- **What is required**
Please retype the data in full, exactly as given.

***

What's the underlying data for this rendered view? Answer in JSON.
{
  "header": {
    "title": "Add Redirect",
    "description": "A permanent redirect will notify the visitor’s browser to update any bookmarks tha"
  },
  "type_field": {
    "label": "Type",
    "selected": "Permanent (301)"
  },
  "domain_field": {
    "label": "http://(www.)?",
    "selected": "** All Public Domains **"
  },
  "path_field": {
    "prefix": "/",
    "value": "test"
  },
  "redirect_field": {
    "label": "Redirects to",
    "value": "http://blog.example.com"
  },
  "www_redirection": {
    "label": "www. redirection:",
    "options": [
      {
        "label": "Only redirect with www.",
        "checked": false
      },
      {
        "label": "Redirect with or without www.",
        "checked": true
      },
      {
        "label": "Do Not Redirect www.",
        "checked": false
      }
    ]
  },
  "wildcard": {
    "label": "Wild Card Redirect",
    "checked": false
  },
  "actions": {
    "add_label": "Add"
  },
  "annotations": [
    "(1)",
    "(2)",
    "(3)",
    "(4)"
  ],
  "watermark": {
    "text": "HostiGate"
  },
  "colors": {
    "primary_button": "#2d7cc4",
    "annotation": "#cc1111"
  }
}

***

- **Solution for this problem**
What's the underlying data for this rendered view? Answer in JSON.
{
  "header": {
    "title": "Add Redirect",
    "description": "A permanent redirect will notify the visitor’s browser to update any bookmarks tha"
  },
  "type_field": {
    "label": "Type",
    "selected": "Permanent (301)"
  },
  "domain_field": {
    "label": "http://(www.)?",
    "selected": "** All Public Domains **"
  },
  "path_field": {
    "prefix": "/",
    "value": "test"
  },
  "redirect_field": {
    "label": "Redirects to",
    "value": "http://blog.example.com"
  },
  "www_redirection": {
    "label": "www. redirection:",
    "options": [
      {
        "label": "Only redirect with www.",
        "checked": false
      },
      {
        "label": "Redirect with or without www.",
        "checked": true
      },
      {
        "label": "Do Not Redirect www.",
        "checked": false
      }
    ]
  },
  "wildcard": {
    "label": "Wild Card Redirect",
    "checked": false
  },
  "actions": {
    "add_label": "Add"
  },
  "annotations": [
    "(1)",
    "(2)",
    "(3)",
    "(4)"
  ],
  "watermark": {
    "text": "HostiGate"
  },
  "colors": {
    "primary_button": "#2d7cc4",
    "annotation": "#cc1111"
  }
}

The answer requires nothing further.